(Extracted data entries)
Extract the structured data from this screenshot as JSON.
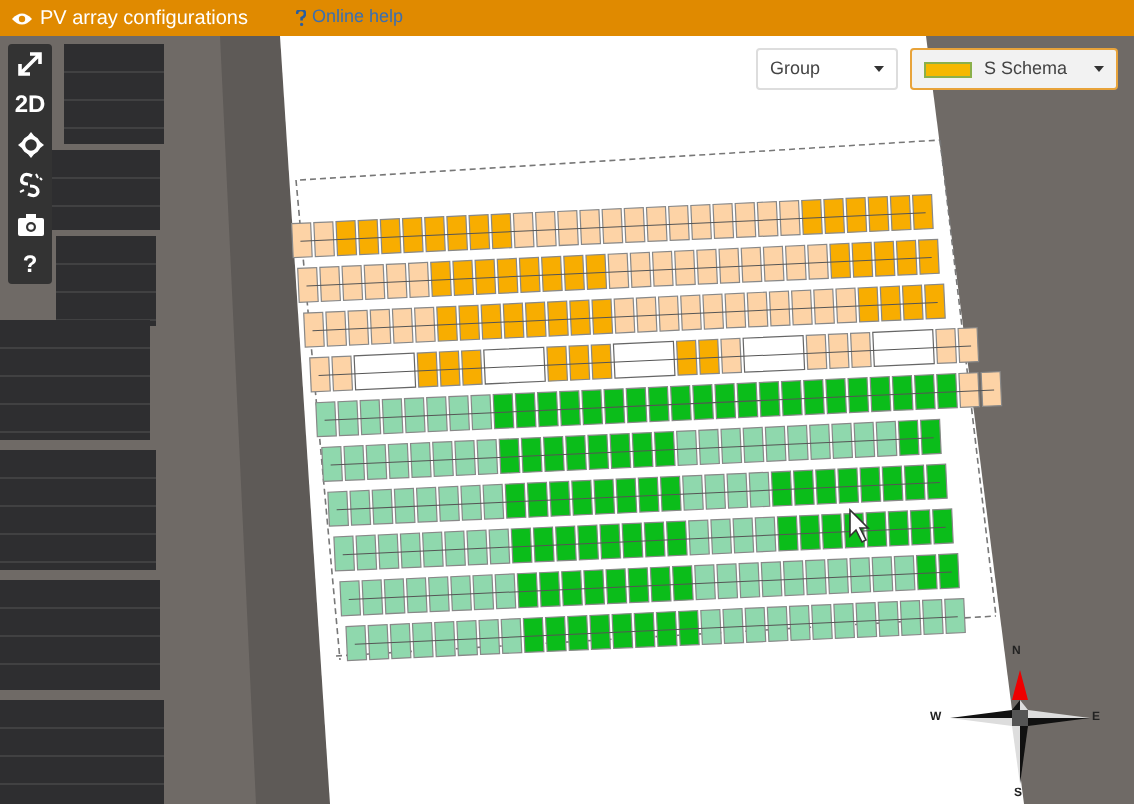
{
  "header": {
    "title": "PV array configurations",
    "help_link": "Online help"
  },
  "toolbar": [
    {
      "kind": "expand"
    },
    {
      "kind": "text",
      "label": "2D"
    },
    {
      "kind": "crosshair"
    },
    {
      "kind": "unlink"
    },
    {
      "kind": "camera"
    },
    {
      "kind": "text",
      "label": "?"
    }
  ],
  "dropdowns": [
    {
      "label": "Group",
      "selected": false,
      "swatch": false
    },
    {
      "label": "S Schema",
      "selected": true,
      "swatch": true
    }
  ],
  "compass": {
    "north": "N",
    "east": "E",
    "south": "S",
    "west": "W"
  }
}
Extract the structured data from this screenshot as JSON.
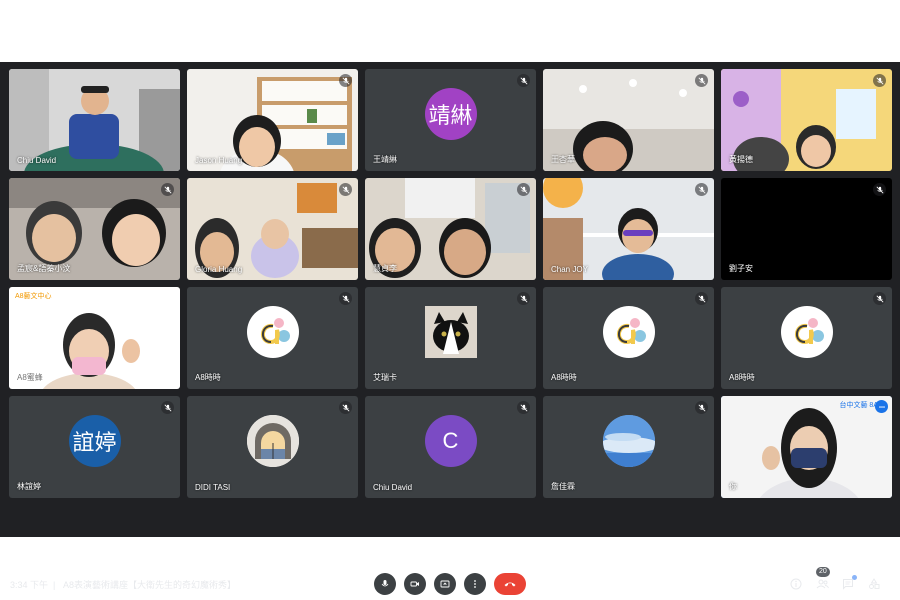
{
  "meeting": {
    "time": "3:34 下午",
    "separator": "|",
    "title": "A8表演藝術講座【大衛先生的奇幻魔術秀】",
    "participant_count": "20"
  },
  "colors": {
    "background": "#202124",
    "tile": "#3c4043",
    "end_call": "#ea4335",
    "self_outline": "#8ab4f8"
  },
  "tiles": [
    {
      "name": "Chiu David",
      "type": "video"
    },
    {
      "name": "Jason Huang",
      "type": "video"
    },
    {
      "name": "王靖綝",
      "type": "avatar",
      "avatar_text": "靖綝",
      "avatar_color": "#a142c4"
    },
    {
      "name": "王杏華",
      "type": "video"
    },
    {
      "name": "黃揚德",
      "type": "video"
    },
    {
      "name": "孟宸&語蓁小汶",
      "type": "video"
    },
    {
      "name": "Gloria Huang",
      "type": "video"
    },
    {
      "name": "慧貞李",
      "type": "video"
    },
    {
      "name": "Chan JOY",
      "type": "video"
    },
    {
      "name": "劉子安",
      "type": "black"
    },
    {
      "name": "A8蜜蜂",
      "type": "video",
      "logo_text": "A8藝文中心"
    },
    {
      "name": "A8時時",
      "type": "avatar",
      "avatar_icon": "a8-logo-icon"
    },
    {
      "name": "艾瑞卡",
      "type": "avatar",
      "avatar_icon": "cat-photo-icon"
    },
    {
      "name": "A8時時",
      "type": "avatar",
      "avatar_icon": "a8-logo-icon"
    },
    {
      "name": "A8時時",
      "type": "avatar",
      "avatar_icon": "a8-logo-icon"
    },
    {
      "name": "林誼婷",
      "type": "avatar",
      "avatar_text": "誼婷",
      "avatar_color": "#1a5fa8"
    },
    {
      "name": "DIDI TASI",
      "type": "avatar",
      "avatar_icon": "arch-photo-icon"
    },
    {
      "name": "Chiu David",
      "type": "avatar",
      "avatar_text": "C",
      "avatar_color": "#7b4bc4"
    },
    {
      "name": "詹佳霖",
      "type": "avatar",
      "avatar_icon": "sky-photo-icon"
    },
    {
      "name": "你",
      "type": "video",
      "self": true,
      "logo_text": "台中文藝 8A"
    }
  ]
}
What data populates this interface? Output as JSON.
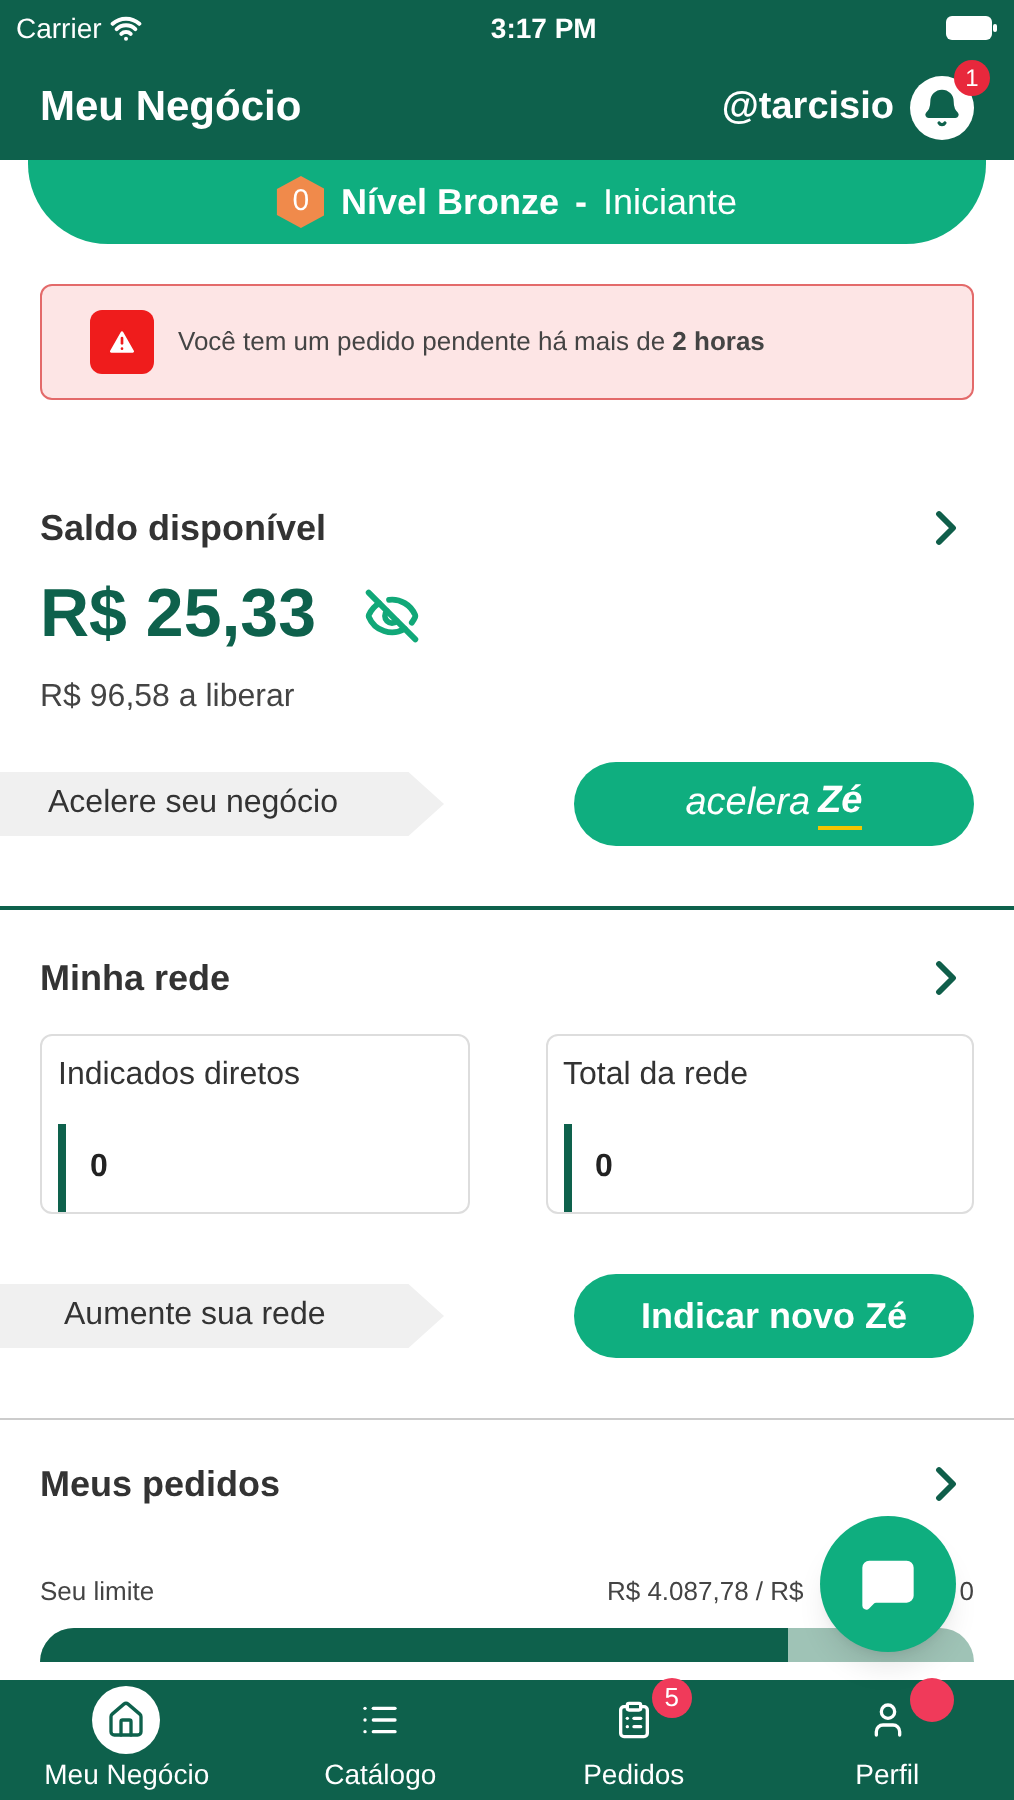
{
  "status_bar": {
    "carrier": "Carrier",
    "time": "3:17 PM"
  },
  "header": {
    "title": "Meu Negócio",
    "user": "@tarcisio",
    "notification_count": "1"
  },
  "level_banner": {
    "badge": "0",
    "level": "Nível Bronze",
    "separator": "-",
    "stage": "Iniciante"
  },
  "alert": {
    "text": "Você tem um pedido pendente há mais de **2 horas**"
  },
  "balance": {
    "title": "Saldo disponível",
    "amount": "R$ 25,33",
    "pending": "R$ 96,58 a liberar",
    "promo_label": "Acelere seu negócio",
    "promo_button": {
      "word": "acelera",
      "brand": "Zé"
    }
  },
  "network": {
    "title": "Minha rede",
    "cards": [
      {
        "label": "Indicados diretos",
        "value": "0"
      },
      {
        "label": "Total da rede",
        "value": "0"
      }
    ],
    "promo_label": "Aumente sua rede",
    "button": "Indicar novo Zé"
  },
  "orders": {
    "title": "Meus pedidos",
    "limit_label": "Seu limite",
    "limit_text": "R$ 4.087,78 / R$",
    "limit_tail": "0",
    "level": 0.8
  },
  "tab_bar": [
    {
      "label": "Meu Negócio",
      "selected": true
    },
    {
      "label": "Catálogo",
      "selected": false
    },
    {
      "label": "Pedidos",
      "selected": false,
      "badge": "5"
    },
    {
      "label": "Perfil",
      "selected": false,
      "dot": true
    }
  ]
}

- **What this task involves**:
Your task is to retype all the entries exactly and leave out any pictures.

- **Expected answer**:
Extract the structured data from this screenshot as JSON.
{
  "header": {
    "title": "PV array configurations",
    "help_link": "Online help"
  },
  "toolbar": [
    {
      "kind": "expand"
    },
    {
      "kind": "text",
      "label": "2D"
    },
    {
      "kind": "crosshair"
    },
    {
      "kind": "unlink"
    },
    {
      "kind": "camera"
    },
    {
      "kind": "text",
      "label": "?"
    }
  ],
  "dropdowns": [
    {
      "label": "Group",
      "selected": false,
      "swatch": false
    },
    {
      "label": "S Schema",
      "selected": true,
      "swatch": true
    }
  ],
  "compass": {
    "north": "N",
    "east": "E",
    "south": "S",
    "west": "W"
  }
}
Extract the structured data from this screenshot as JSON.
{
  "meeting": {
    "time": "3:34 下午",
    "separator": "|",
    "title": "A8表演藝術講座【大衛先生的奇幻魔術秀】",
    "participant_count": "20"
  },
  "colors": {
    "background": "#202124",
    "tile": "#3c4043",
    "end_call": "#ea4335",
    "self_outline": "#8ab4f8"
  },
  "tiles": [
    {
      "name": "Chiu David",
      "type": "video"
    },
    {
      "name": "Jason Huang",
      "type": "video"
    },
    {
      "name": "王靖綝",
      "type": "avatar",
      "avatar_text": "靖綝",
      "avatar_color": "#a142c4"
    },
    {
      "name": "王杏華",
      "type": "video"
    },
    {
      "name": "黃揚德",
      "type": "video"
    },
    {
      "name": "孟宸&語蓁小汶",
      "type": "video"
    },
    {
      "name": "Gloria Huang",
      "type": "video"
    },
    {
      "name": "慧貞李",
      "type": "video"
    },
    {
      "name": "Chan JOY",
      "type": "video"
    },
    {
      "name": "劉子安",
      "type": "black"
    },
    {
      "name": "A8蜜蜂",
      "type": "video",
      "logo_text": "A8藝文中心"
    },
    {
      "name": "A8時時",
      "type": "avatar",
      "avatar_icon": "a8-logo-icon"
    },
    {
      "name": "艾瑞卡",
      "type": "avatar",
      "avatar_icon": "cat-photo-icon"
    },
    {
      "name": "A8時時",
      "type": "avatar",
      "avatar_icon": "a8-logo-icon"
    },
    {
      "name": "A8時時",
      "type": "avatar",
      "avatar_icon": "a8-logo-icon"
    },
    {
      "name": "林誼婷",
      "type": "avatar",
      "avatar_text": "誼婷",
      "avatar_color": "#1a5fa8"
    },
    {
      "name": "DIDI TASI",
      "type": "avatar",
      "avatar_icon": "arch-photo-icon"
    },
    {
      "name": "Chiu David",
      "type": "avatar",
      "avatar_text": "C",
      "avatar_color": "#7b4bc4"
    },
    {
      "name": "詹佳霖",
      "type": "avatar",
      "avatar_icon": "sky-photo-icon"
    },
    {
      "name": "你",
      "type": "video",
      "self": true,
      "logo_text": "台中文藝 8A"
    }
  ]
}
What data populates this interface? Output as JSON.
{
  "status_bar": {
    "carrier": "Carrier",
    "time": "3:17 PM"
  },
  "header": {
    "title": "Meu Negócio",
    "user": "@tarcisio",
    "notification_count": "1"
  },
  "level_banner": {
    "badge": "0",
    "level": "Nível Bronze",
    "separator": "-",
    "stage": "Iniciante"
  },
  "alert": {
    "text": "Você tem um pedido pendente há mais de **2 horas**"
  },
  "balance": {
    "title": "Saldo disponível",
    "amount": "R$ 25,33",
    "pending": "R$ 96,58 a liberar",
    "promo_label": "Acelere seu negócio",
    "promo_button": {
      "word": "acelera",
      "brand": "Zé"
    }
  },
  "network": {
    "title": "Minha rede",
    "cards": [
      {
        "label": "Indicados diretos",
        "value": "0"
      },
      {
        "label": "Total da rede",
        "value": "0"
      }
    ],
    "promo_label": "Aumente sua rede",
    "button": "Indicar novo Zé"
  },
  "orders": {
    "title": "Meus pedidos",
    "limit_label": "Seu limite",
    "limit_text": "R$ 4.087,78 / R$",
    "limit_tail": "0",
    "level": 0.8
  },
  "tab_bar": [
    {
      "label": "Meu Negócio",
      "selected": true
    },
    {
      "label": "Catálogo",
      "selected": false
    },
    {
      "label": "Pedidos",
      "selected": false,
      "badge": "5"
    },
    {
      "label": "Perfil",
      "selected": false,
      "dot": true
    }
  ]
}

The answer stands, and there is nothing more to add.